“In season one, we focused on episode sequencing, which we found limited our overall reach,” Andren explains. With this season, it’s promoting the trailer more heavily to promote the release of the episodes as a complete season. It’s also using high-impact placements, like YouTube masthead ads, to grab the attention of people already on the platform and where the brand already maintains a relationship with thousands of consumers.

Releasing the “short and snackable” episodes all at once, Andren says, also allows viewers go directly to episodes relevant to their individual needs, whether it’s designing a room, to making space to exercise or learning more on how to incorporate aspects of sustainable living through IKEA’s circular product journey. That keeps viewers engaged with the series at the moment they find out about it, instead of hoping they return when the episode they are looking for is finally released.

Profiling the brand’s head of design was also important to leverage its democratic design philosophy and home design expertise. The media landscape, Andren says, has become increasingly open to third party influencers and creators to showcase messages on behalf of brands.

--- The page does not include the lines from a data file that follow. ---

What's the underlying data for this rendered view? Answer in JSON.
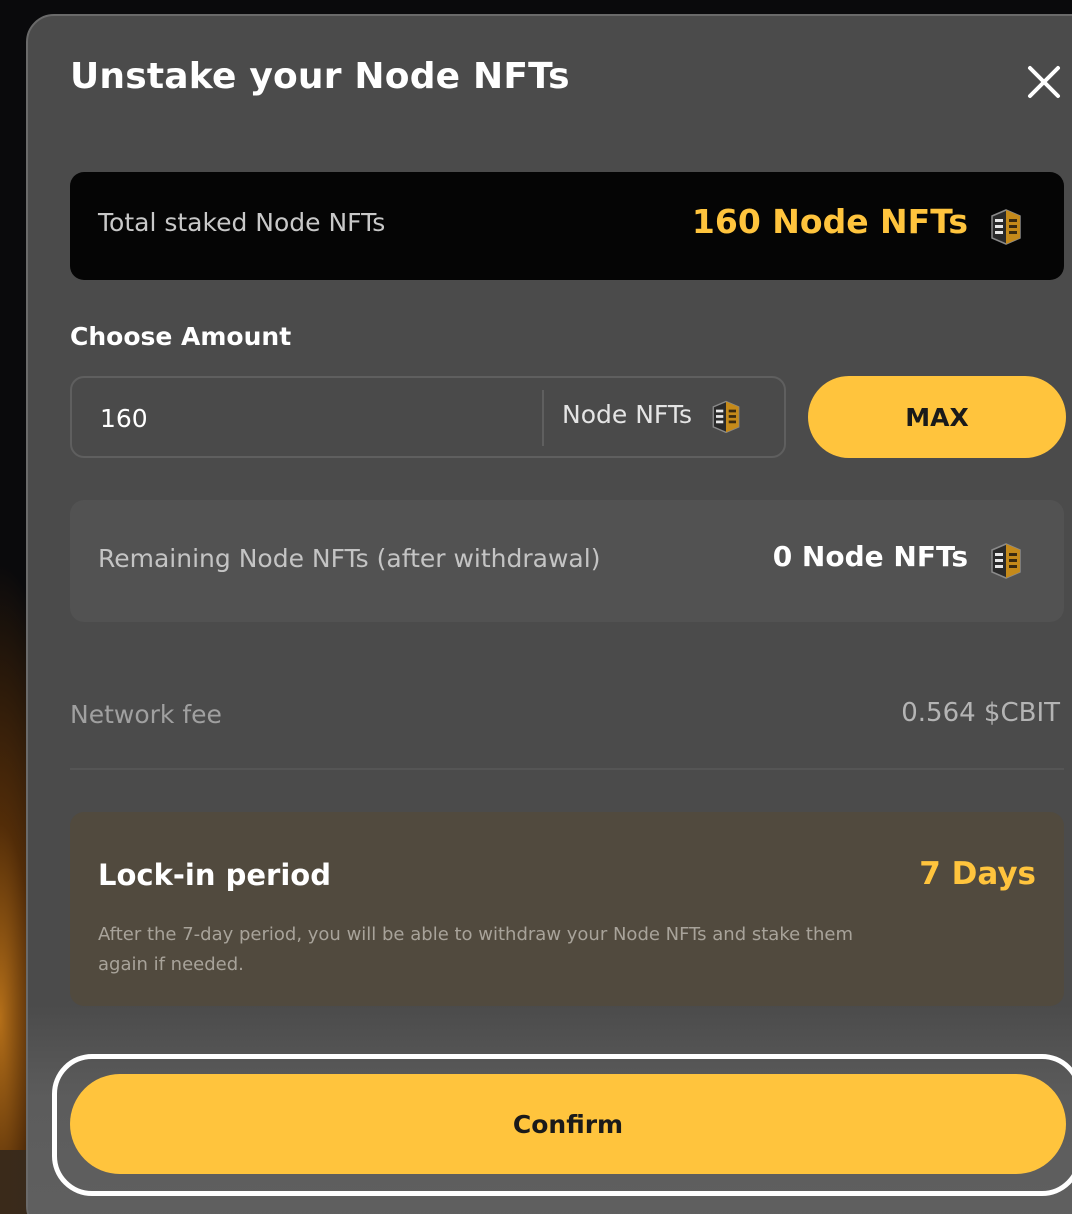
{
  "modal": {
    "title": "Unstake your Node NFTs",
    "close_icon": "close-icon"
  },
  "total": {
    "label": "Total staked Node NFTs",
    "value": "160 Node NFTs",
    "icon": "node-nft-icon"
  },
  "amount": {
    "label": "Choose Amount",
    "value": "160",
    "unit": "Node NFTs",
    "max_label": "MAX"
  },
  "remaining": {
    "label": "Remaining Node NFTs (after withdrawal)",
    "value": "0 Node NFTs"
  },
  "fee": {
    "label": "Network fee",
    "value": "0.564 $CBIT"
  },
  "lock": {
    "title": "Lock-in period",
    "value": "7 Days",
    "description": "After the 7-day period, you will be able to withdraw your Node NFTs and stake them again if needed."
  },
  "confirm_label": "Confirm",
  "colors": {
    "accent": "#ffc43d",
    "modal_bg": "#4b4b4b",
    "dark_box": "#050505"
  }
}
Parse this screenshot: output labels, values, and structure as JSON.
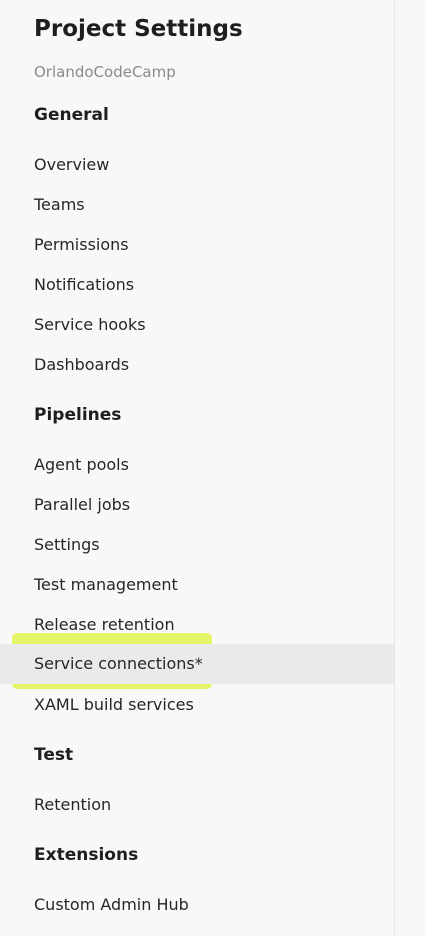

For Swede Space, IKEA partnered with media AOR Carat on media, creative AOR Rethink on scriptwriting, The Story Lab on content strategy and production.